[[ SUPPLIED INFORMATION open ]]
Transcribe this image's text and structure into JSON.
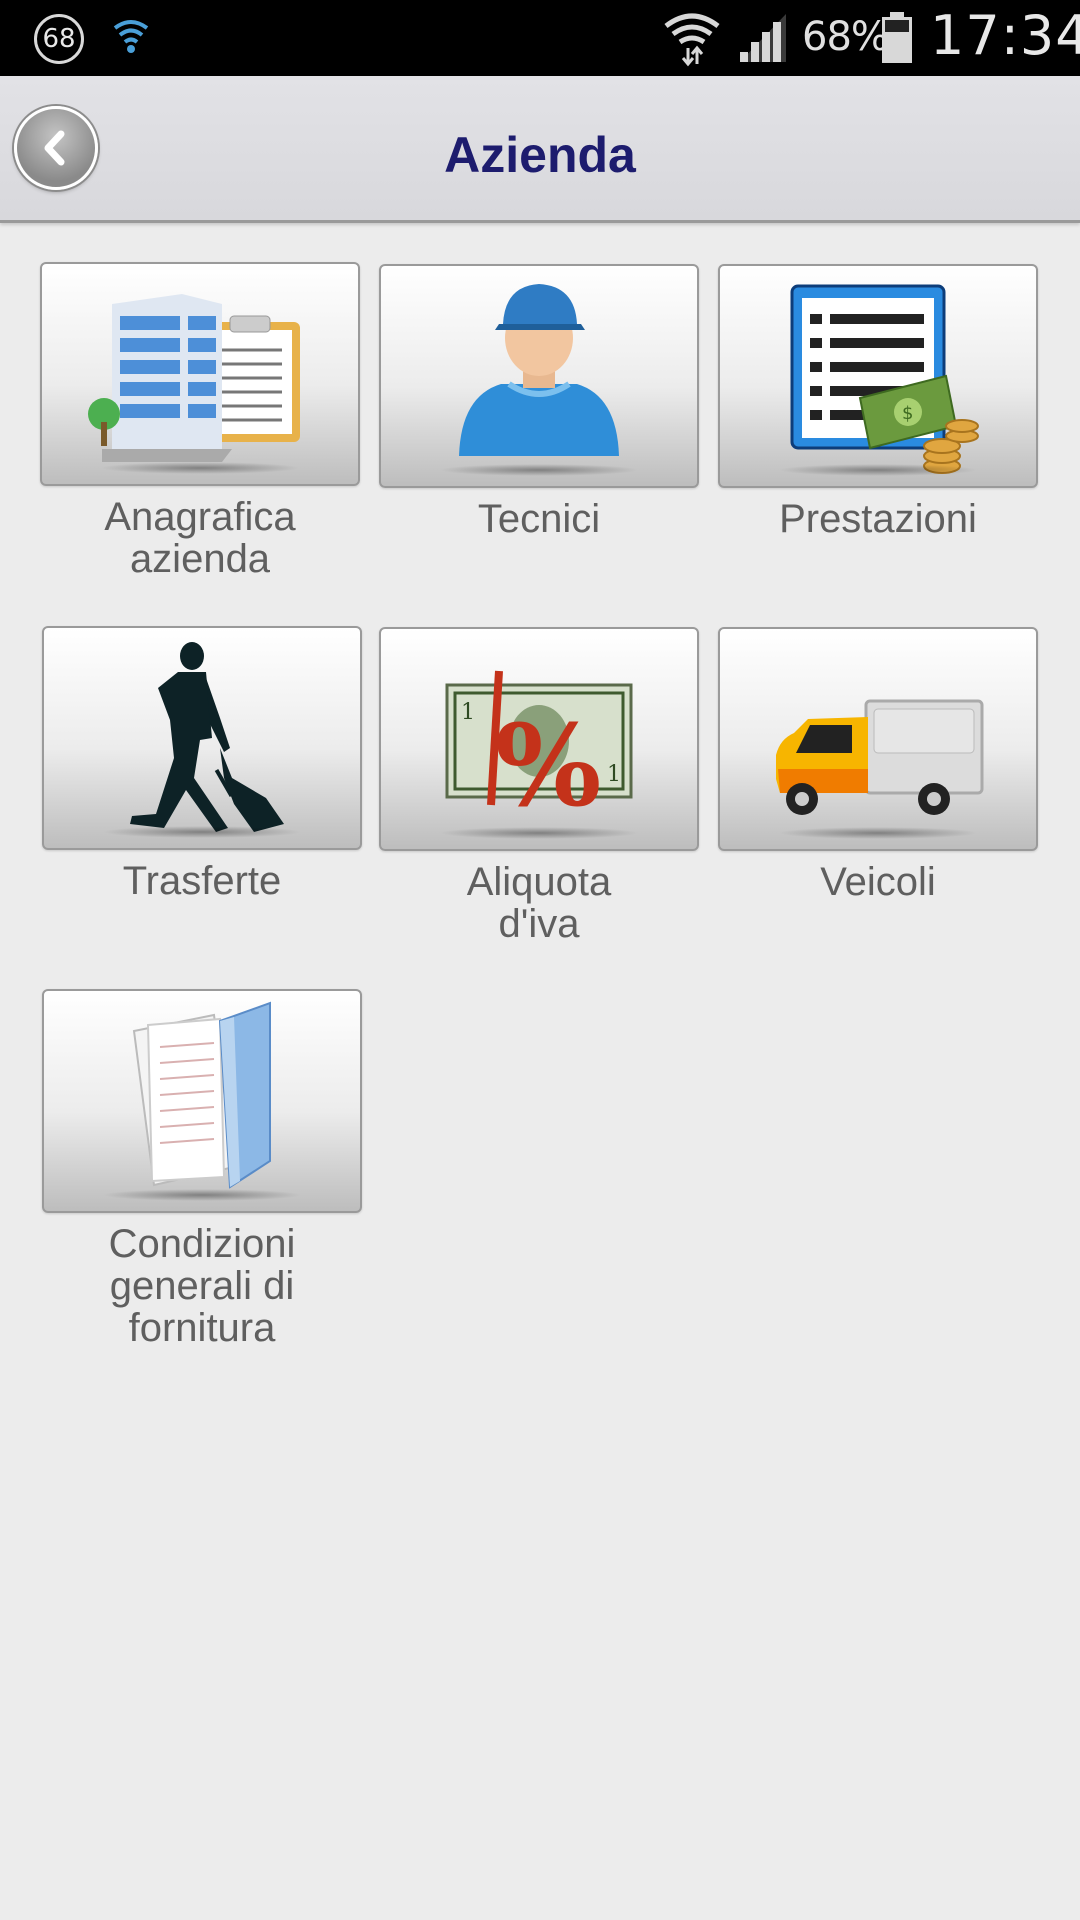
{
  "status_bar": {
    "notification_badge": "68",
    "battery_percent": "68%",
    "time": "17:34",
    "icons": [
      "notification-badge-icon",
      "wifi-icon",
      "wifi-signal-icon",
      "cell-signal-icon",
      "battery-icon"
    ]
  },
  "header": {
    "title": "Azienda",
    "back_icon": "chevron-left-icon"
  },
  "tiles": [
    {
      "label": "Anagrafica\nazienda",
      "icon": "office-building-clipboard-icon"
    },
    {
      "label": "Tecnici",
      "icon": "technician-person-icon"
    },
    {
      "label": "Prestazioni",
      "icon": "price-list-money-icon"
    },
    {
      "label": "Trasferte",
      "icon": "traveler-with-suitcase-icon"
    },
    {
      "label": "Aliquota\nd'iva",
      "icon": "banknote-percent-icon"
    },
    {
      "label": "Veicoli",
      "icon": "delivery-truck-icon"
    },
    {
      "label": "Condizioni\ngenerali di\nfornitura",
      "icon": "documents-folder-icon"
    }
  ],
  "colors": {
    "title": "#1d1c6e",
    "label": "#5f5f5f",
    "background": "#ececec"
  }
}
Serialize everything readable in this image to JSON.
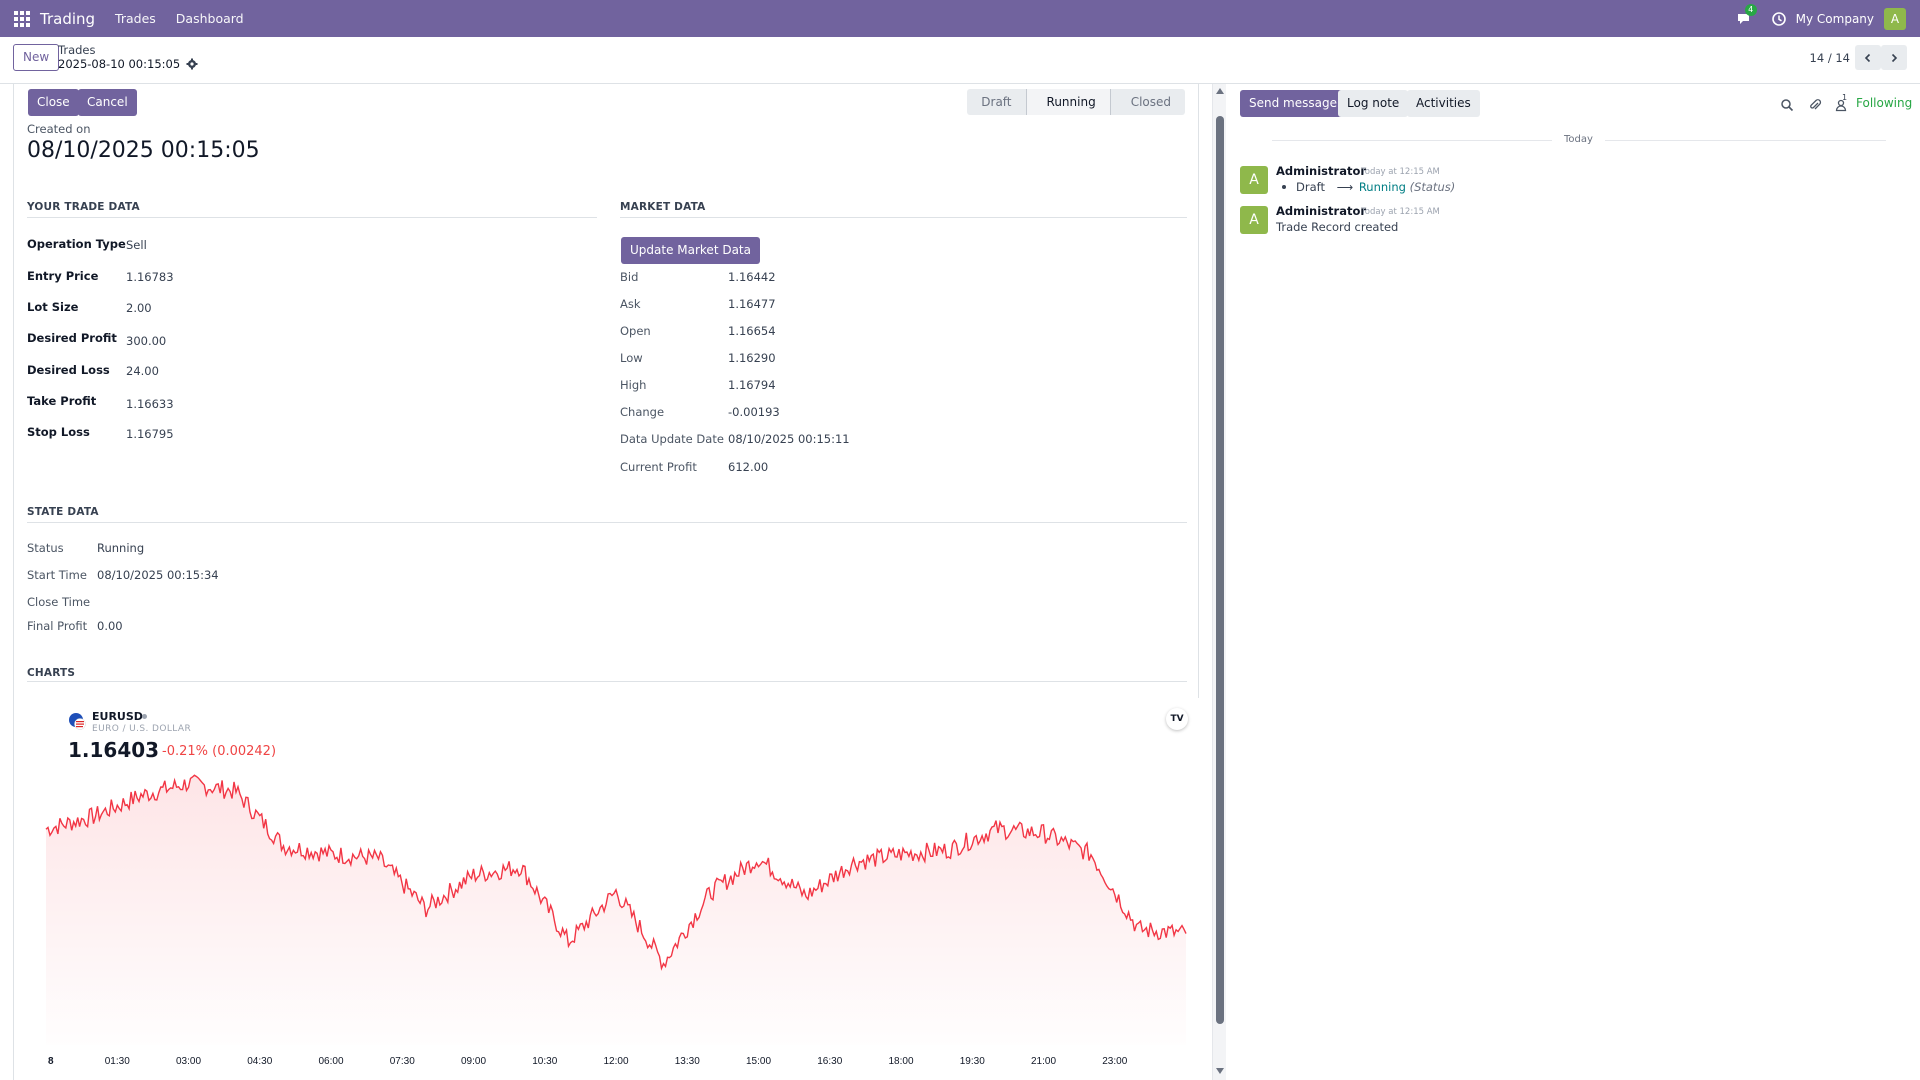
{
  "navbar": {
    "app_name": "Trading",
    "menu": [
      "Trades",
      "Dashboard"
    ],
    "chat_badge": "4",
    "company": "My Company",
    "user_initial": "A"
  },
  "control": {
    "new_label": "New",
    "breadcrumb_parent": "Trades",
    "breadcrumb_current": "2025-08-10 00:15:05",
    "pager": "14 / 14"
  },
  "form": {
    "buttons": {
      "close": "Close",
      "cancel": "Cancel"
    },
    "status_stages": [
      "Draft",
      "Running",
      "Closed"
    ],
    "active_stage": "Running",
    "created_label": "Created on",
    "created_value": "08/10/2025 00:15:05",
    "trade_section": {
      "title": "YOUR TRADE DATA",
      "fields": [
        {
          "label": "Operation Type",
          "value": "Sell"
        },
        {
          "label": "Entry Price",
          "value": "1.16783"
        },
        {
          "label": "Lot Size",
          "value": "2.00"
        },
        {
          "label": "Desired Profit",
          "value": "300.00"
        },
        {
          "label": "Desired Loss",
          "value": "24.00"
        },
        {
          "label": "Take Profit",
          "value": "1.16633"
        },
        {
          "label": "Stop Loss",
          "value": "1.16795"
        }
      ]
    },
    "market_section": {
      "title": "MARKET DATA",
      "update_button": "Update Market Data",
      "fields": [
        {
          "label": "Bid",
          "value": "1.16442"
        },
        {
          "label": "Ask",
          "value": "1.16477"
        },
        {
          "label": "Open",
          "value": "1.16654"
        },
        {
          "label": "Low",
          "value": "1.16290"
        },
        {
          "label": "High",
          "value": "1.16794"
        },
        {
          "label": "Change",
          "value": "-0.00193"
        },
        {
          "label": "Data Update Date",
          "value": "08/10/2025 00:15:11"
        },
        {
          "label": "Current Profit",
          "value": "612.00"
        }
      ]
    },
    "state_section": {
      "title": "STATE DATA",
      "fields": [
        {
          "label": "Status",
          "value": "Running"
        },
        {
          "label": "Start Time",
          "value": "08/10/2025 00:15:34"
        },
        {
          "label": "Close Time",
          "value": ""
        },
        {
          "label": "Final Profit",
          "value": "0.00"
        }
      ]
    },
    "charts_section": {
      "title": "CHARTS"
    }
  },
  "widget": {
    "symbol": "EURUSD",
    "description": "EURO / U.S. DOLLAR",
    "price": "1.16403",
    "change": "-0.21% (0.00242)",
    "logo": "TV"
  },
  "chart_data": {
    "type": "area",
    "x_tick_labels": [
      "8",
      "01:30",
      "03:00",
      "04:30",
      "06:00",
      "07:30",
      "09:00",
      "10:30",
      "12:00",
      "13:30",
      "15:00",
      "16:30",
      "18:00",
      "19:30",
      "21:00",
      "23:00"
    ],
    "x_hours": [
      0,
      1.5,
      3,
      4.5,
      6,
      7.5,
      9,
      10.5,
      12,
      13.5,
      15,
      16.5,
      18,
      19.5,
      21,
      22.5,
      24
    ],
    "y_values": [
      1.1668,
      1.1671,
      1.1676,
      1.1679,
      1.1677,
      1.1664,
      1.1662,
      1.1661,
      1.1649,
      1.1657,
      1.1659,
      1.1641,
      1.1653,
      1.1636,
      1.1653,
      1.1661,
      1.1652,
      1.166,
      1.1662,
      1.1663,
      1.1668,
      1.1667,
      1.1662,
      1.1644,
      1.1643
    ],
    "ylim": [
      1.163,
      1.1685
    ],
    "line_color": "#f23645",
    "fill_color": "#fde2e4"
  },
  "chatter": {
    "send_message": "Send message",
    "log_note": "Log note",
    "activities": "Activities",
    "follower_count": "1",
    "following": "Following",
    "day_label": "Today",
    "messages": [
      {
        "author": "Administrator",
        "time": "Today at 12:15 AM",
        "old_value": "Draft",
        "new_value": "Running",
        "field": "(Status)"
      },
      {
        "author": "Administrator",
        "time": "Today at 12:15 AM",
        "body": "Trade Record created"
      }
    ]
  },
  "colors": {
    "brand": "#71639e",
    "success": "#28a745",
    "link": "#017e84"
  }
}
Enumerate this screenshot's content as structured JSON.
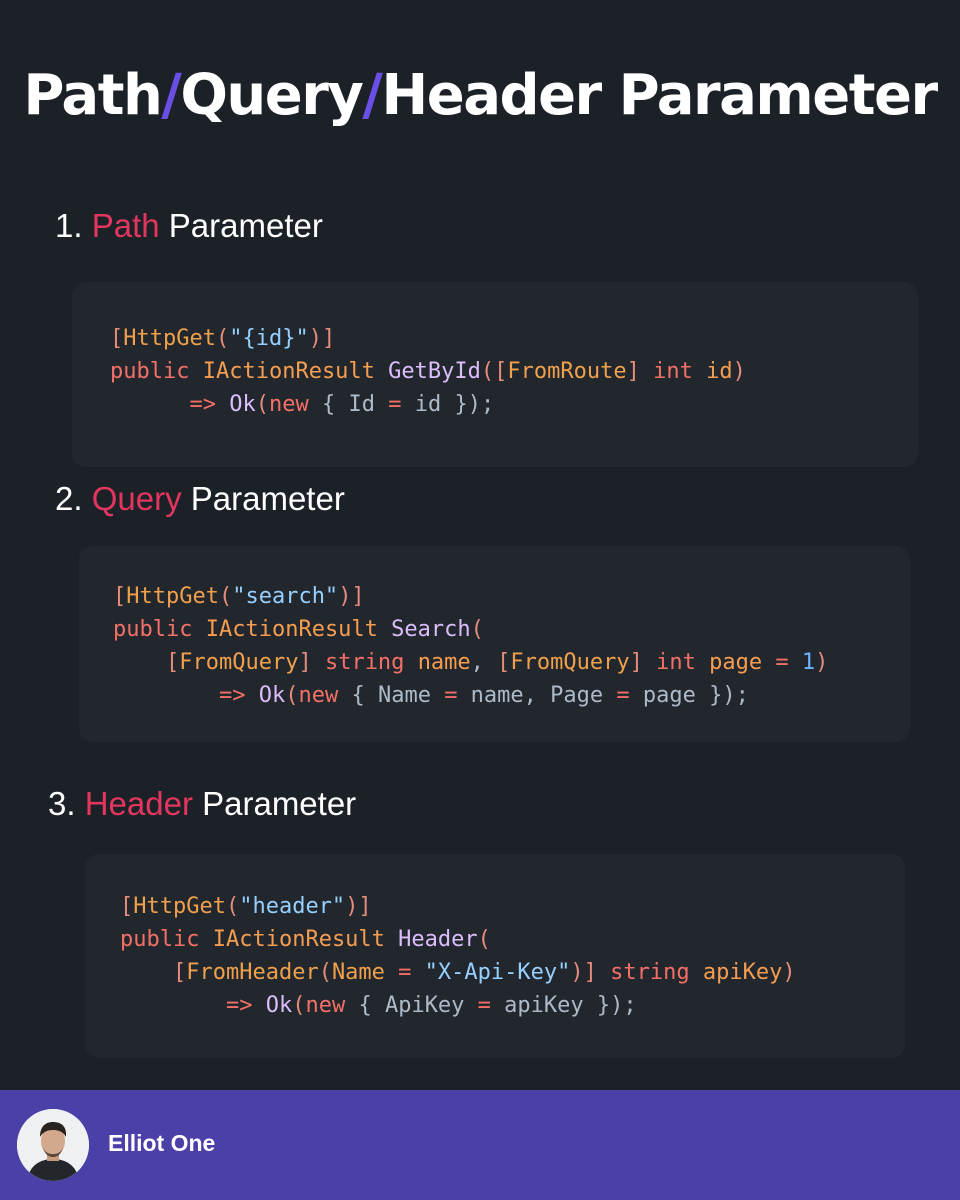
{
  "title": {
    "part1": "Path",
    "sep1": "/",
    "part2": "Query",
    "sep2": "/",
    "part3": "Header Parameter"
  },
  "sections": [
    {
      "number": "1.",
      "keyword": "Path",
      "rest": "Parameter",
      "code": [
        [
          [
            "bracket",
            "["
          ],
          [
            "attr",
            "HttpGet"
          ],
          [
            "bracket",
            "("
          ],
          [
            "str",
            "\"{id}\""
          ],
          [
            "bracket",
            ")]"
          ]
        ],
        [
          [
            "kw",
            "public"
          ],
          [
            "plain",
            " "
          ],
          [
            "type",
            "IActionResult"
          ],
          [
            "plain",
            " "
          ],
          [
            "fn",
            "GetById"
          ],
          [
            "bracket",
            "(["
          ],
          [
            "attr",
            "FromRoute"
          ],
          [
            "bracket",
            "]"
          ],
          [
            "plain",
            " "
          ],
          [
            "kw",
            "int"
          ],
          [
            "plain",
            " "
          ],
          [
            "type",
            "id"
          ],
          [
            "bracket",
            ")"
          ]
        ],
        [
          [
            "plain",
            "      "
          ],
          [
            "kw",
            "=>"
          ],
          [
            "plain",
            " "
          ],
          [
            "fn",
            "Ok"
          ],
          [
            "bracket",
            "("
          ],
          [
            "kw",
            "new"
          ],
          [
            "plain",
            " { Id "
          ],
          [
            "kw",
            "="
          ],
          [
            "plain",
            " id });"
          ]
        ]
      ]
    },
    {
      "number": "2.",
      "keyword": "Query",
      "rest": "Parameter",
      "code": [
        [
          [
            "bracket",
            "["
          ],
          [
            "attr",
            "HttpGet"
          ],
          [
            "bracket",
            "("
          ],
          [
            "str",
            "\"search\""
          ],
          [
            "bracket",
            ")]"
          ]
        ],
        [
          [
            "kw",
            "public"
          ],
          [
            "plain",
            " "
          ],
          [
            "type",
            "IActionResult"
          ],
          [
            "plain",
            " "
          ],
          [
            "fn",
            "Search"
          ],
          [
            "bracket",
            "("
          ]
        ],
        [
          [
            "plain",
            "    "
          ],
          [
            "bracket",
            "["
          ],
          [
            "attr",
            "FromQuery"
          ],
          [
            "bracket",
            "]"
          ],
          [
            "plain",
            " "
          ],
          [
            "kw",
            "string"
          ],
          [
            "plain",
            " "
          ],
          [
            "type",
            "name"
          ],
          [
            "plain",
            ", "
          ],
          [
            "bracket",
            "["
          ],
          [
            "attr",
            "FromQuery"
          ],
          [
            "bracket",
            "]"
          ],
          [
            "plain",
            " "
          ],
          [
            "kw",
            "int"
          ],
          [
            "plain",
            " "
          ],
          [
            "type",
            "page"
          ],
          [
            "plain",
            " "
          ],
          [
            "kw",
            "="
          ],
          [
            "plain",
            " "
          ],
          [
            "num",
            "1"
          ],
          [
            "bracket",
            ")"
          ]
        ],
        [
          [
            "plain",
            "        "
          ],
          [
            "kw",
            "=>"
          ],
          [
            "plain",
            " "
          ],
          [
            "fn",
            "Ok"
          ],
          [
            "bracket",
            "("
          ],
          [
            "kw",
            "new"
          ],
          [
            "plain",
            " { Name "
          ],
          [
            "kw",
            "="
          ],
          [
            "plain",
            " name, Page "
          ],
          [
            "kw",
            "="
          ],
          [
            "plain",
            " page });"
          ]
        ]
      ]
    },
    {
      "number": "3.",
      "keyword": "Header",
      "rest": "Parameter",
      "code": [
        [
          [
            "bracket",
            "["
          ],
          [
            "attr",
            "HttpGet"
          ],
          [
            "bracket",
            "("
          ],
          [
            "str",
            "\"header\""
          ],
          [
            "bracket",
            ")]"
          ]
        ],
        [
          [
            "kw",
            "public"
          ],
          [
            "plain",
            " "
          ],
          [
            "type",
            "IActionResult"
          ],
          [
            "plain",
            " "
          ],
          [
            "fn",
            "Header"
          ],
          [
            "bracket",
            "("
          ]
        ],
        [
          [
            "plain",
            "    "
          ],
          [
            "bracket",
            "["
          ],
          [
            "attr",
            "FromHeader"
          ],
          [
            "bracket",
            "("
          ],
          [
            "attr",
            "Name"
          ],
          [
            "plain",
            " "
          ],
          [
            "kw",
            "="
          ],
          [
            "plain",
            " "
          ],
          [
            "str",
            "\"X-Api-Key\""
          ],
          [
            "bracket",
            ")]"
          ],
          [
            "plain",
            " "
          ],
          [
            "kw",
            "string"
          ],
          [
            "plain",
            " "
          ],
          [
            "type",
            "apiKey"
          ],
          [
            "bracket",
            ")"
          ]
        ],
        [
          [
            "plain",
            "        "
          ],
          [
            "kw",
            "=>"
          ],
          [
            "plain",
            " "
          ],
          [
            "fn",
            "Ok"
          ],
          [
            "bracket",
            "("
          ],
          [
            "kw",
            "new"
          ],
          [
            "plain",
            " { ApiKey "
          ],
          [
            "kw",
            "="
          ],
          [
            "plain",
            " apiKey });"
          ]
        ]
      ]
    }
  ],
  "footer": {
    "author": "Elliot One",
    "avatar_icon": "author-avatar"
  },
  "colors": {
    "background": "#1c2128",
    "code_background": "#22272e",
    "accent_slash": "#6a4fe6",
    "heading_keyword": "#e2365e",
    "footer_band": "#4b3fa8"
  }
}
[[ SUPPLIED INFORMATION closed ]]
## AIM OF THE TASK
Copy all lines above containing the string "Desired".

## WRITTEN SOLUTION
          "label": "Desired Profit",
          "label": "Desired Loss",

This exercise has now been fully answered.